"People will see in the media all of these disclosures," he warned. "They'll know the length that the government is going to grant themselves powers, unilaterally, to create greater control over American society and global society, but they won't be willing to take the risks necessary to stand up and fight to change things, to force their representatives to actually take a stand in their interests."
Why take the risks? Why fear unwarranted surveillance if we've nothing to hide? Snowden nailed the answer. Because those in power will one day "flip the switch, say that because of the crisis, because of the dangers that we face in the world, you know, some new and unpredicted threat, we need more authority, we need more power, and there will be nothing the people can do at that point to oppose it, and it'll be turnkey tyranny."
Those in power have not yet flipped the switch. Despite a self-defeating chorus that insists on continually crying wolf, most Americans do not live in a police state or under fascism. We still have time - and freedom - to heed Snowden's warning. But we could soon lose a precious chunk of both, especially if we fail to force Congress to stand in our interests rather than in those of the surveillance state.
The battle lines are clearly drawn. At the end of October, the Senate Intelligence Committee overwhelmingly passed chairman Diane Feinstein's "FISA Improvements Act" (S-1631), which legalizes and permanently entrenches the National Security Agency's bulk surveillance of American citizens. The bill makes a few cosmetic changes and increases transparency to a limited degree. But, as The Guardian warned, Feinstein granted the NSA power "to search its troves of foreign phone and email communications for Americans' information" without a warrant specifically naming the target. Civil libertarians fear that Feinstein's bill would permit law enforcement agencies to search the vast databases as well. For all her Orwellian language, a vote for Feinstein's bill is a vote for the NSA and the surveillance state.
Against the NSA and its wholesale surveillance stands the "Uniting and Strengthening America by Fulfilling Rights and Ending Eavesdropping, Dragnet-collection, and Online Monitoring Act" - or more simply the "USA Freedom Act" (S-1599). Introduced by Vermont democrat Patrick Leahy, chairman of the Senate Judiciary Committee, and right-wing Wisconsin Republican Rep. Jim Sensenbrenner, one of the original authors of the Patriot Act, the bill brings together civil libertarians like Sen. Elizabeth Warren and Rep. John Conyers with Tea Party favorites like Sen. Mike Lee and Congressman Justin Amash.
The Freedom Act would repeal part of the Patriot Act, reform the NSA and the FISA court, end the bulk collection of Americans' phone records, and forbid the NSA to collect or search our Internet communications without a specific warrant.
"The intelligence community has failed to justify its expansive use of these laws," wrote Leahy and Sensenbrenner. "It is simply not accurate to say that the bulk collection of phone records has prevented dozens of terrorist plots."
"The USA Freedom Act would end the NSA's bulk collection of data under the Patriot Act whether it pertains to Americans or foreigners," Sensenbrenner explains. "The US Government would still be able to follow leads and obtain data when it has a reasonable suspicion that someone is connected to terrorism, but it would no longer be able to collect data indiscriminately in bulk from innocent people."
For partisans of the surveillance state," this is precisely "the flaw" that troubles them most. "The essence of terrorism prevention" is that "we don't know who we're after," says Patrick Kelley, the FBI's acting general counsel. "If we're limited to seeing numbers from a known [suspect], then were not very effective."
"We're connecting the dots here, so the fewer dots we that have, the fewer connections we'll make," Kelley explains. "You are reducing the amount of data available and therefore making it much more difficult to make the connections that we need to make."
In a narrow sense, this is the nub of the debate between the two bills.

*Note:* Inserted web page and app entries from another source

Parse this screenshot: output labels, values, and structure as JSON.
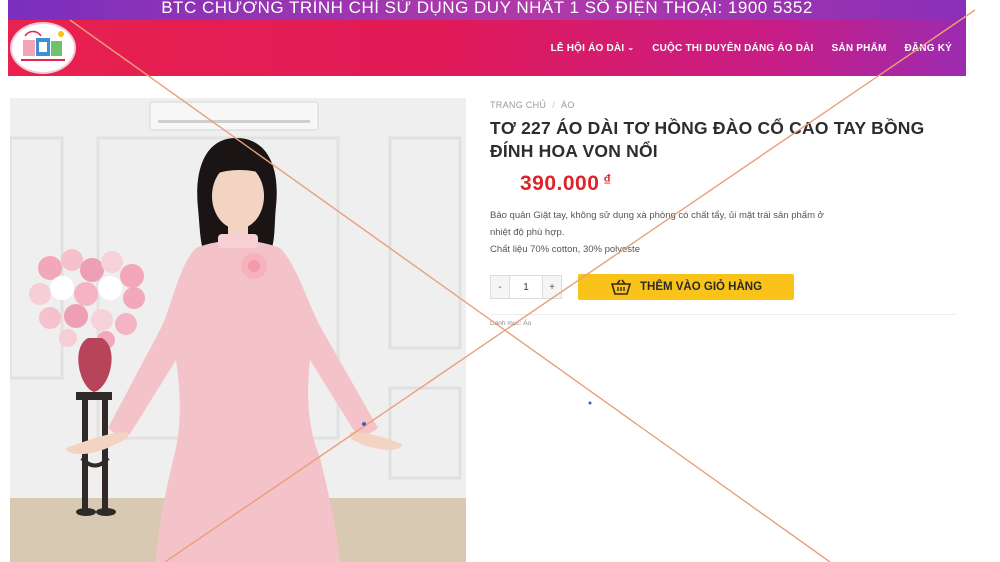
{
  "promo_banner": "BTC CHƯƠNG TRÌNH CHỈ SỬ DỤNG DUY NHẤT 1 SỐ ĐIỆN THOẠI: 1900 5352",
  "nav": {
    "items": [
      {
        "label": "LỄ HỘI ÁO DÀI",
        "has_dropdown": true
      },
      {
        "label": "CUỘC THI DUYÊN DÁNG ÁO DÀI",
        "has_dropdown": false
      },
      {
        "label": "SẢN PHẨM",
        "has_dropdown": false
      },
      {
        "label": "ĐĂNG KÝ",
        "has_dropdown": false
      }
    ]
  },
  "breadcrumb": {
    "home": "TRANG CHỦ",
    "separator": "/",
    "category": "ÁO"
  },
  "product": {
    "title": "TƠ 227 ÁO DÀI TƠ HỒNG ĐÀO CỔ CAO TAY BỒNG ĐÍNH HOA VON NỔI",
    "price": "390.000",
    "currency": "₫",
    "description_line1": "Bảo quản Giặt tay, không sử dụng xà phòng có chất tẩy, ủi mặt trái sản phẩm ở",
    "description_line2": "nhiệt độ phù hợp.",
    "material": "Chất liệu 70% cotton, 30% polyeste",
    "category_meta": "Danh mục: Áo"
  },
  "cart": {
    "quantity": "1",
    "minus_label": "-",
    "plus_label": "+",
    "add_to_cart_label": "THÊM VÀO GIỎ HÀNG"
  },
  "icons": {
    "logo": "ao-dai-festival-logo",
    "cart": "shopping-basket-icon",
    "dropdown": "chevron-down-icon"
  },
  "colors": {
    "header_start": "#e8214f",
    "header_end": "#9c2bb0",
    "promo_bar": "#7b2fbe",
    "price": "#e0222b",
    "cart_button": "#f9c31a",
    "cross_lines": "#e9a07a"
  }
}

Do we give our law enforcement and intelligence people whatever they think they need to prevent terrorism? Or do we continue to demand specific warrants as our Constitution provides?
But if Ed Snowden is right, as I believe he is, our Congressional representatives will be making a much more fateful choice on our behalf. Do we want to preserve freedom with all its risks? Or do we want the certainty in time of a "turnkey tyranny."
Snowden needs a vote for freedom, and so do we all.